As the pis­ton ro­tates and nears the sta­tion­ary pis­ton it is made to ac­tu­ate a switch just be­fore it could col­lide with the sta­tion­ary pis­ton. The switch ac­tu­a­tion signals the sta­tion­ary pis­ton to en­gage with the cen­tral shaft and ro­tate along with the other ro­tat­ing pis­ton. This is an equiv­a­lent of the slide valve used in a steam engine that opens the steam valve to push it back in the op­po­site di­rec­tion. Here the switch ac­tu­ates the sta­tion­ary pis­ton to cou­ple with the cen­tral shaft and start ro­tat­ing syn­chronously along with the ro­tat­ing pis­ton and avoid be­ing stuck by the ro­tat­ing pis­ton. Sim­i­larly, as the sta­tion­ary pis­ton starts ro­tat­ing, it ac­tu­ates a switch just ahead of it that de­cou­ples the pre­vi­ously ro­tat­ing pis­ton from the ro­tat­ing shaft and brakes it at the same sta­tion­ary point where the pre­vi­ously sta­tion­ary pis­ton was held.

The po­si­tion of the switch dic­tates the gap be­tween the two pis­tons and hence the com­pres­sion ra­tio. As the ro­tat­ing pis­ton re­duces the gap with the sta­tion­ary pis­ton the air trapped be­tween them is com­pressed and the de­gree of com­pres­sion in­creases as the gap de­creases.

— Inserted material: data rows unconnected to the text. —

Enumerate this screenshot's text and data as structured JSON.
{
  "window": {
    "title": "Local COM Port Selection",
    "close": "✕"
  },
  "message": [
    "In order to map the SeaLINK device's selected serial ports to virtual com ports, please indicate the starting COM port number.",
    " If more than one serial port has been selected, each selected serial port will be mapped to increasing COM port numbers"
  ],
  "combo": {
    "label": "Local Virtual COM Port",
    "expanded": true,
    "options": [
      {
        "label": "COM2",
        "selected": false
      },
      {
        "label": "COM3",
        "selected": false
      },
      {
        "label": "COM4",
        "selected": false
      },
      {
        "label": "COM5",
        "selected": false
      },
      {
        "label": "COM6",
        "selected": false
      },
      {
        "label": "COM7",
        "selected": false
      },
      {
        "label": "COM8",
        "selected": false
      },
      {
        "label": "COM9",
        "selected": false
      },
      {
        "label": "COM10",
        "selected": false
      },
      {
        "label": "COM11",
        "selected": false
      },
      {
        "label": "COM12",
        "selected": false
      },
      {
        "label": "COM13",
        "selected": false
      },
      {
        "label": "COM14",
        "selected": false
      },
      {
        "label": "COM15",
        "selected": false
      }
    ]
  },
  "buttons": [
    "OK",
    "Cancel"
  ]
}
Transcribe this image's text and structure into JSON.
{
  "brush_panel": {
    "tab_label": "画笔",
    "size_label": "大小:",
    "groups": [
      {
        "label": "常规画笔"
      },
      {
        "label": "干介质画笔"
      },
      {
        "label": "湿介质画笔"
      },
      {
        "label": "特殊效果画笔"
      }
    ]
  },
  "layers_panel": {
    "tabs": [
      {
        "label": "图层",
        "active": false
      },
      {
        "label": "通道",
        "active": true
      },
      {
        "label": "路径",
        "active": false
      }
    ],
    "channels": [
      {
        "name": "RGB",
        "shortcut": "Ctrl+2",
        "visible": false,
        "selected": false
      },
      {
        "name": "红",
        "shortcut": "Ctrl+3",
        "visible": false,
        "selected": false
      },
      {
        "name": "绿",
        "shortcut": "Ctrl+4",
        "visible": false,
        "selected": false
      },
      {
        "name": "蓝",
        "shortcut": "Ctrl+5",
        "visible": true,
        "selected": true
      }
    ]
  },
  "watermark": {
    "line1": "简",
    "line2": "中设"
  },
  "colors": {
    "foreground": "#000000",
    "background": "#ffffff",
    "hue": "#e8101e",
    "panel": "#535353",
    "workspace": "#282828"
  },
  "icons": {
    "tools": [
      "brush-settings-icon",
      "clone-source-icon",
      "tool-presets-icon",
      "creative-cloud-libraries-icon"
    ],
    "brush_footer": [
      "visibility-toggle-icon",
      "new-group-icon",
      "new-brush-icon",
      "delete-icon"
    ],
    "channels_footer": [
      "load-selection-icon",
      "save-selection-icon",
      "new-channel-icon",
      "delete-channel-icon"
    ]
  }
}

The RVCR tech­nol­ogy al­lows en­gines to achieve anal­o­gous vari­a­tion in the com­pres­sion ra­tio by slid­ing the switch po­si­tion rel­a­tive to the pis­ton and hence a pis­ton could ac­tu­ate the switch ei­ther when it is very close to the sta­tion­ary pis­ton or at a con­sid­er­able dis­tance from the sta­tion­ary pis­ton. Fur­ther­more, the dynamic real-time set­ting of the com­pres­sion ra­tio within the load range (from idling to full load) en­ables the RVCR engine to de­liver the high­est pos­si­ble ef­fi­ciency for ev­ery in­di­vid­ual fuel used. It con­trols emis­sions for any power or load con­di­tion by adapt­ing com­pres­sion ra­tio to lower com­bus­tion tem­per­a­tures.

Das Ajee Ka­math, Chair­man and Man­ag­ing Di­rec­tor, Gy­atk

Newspapers in English

Newspapers from India

© PressReader. All rights reserved.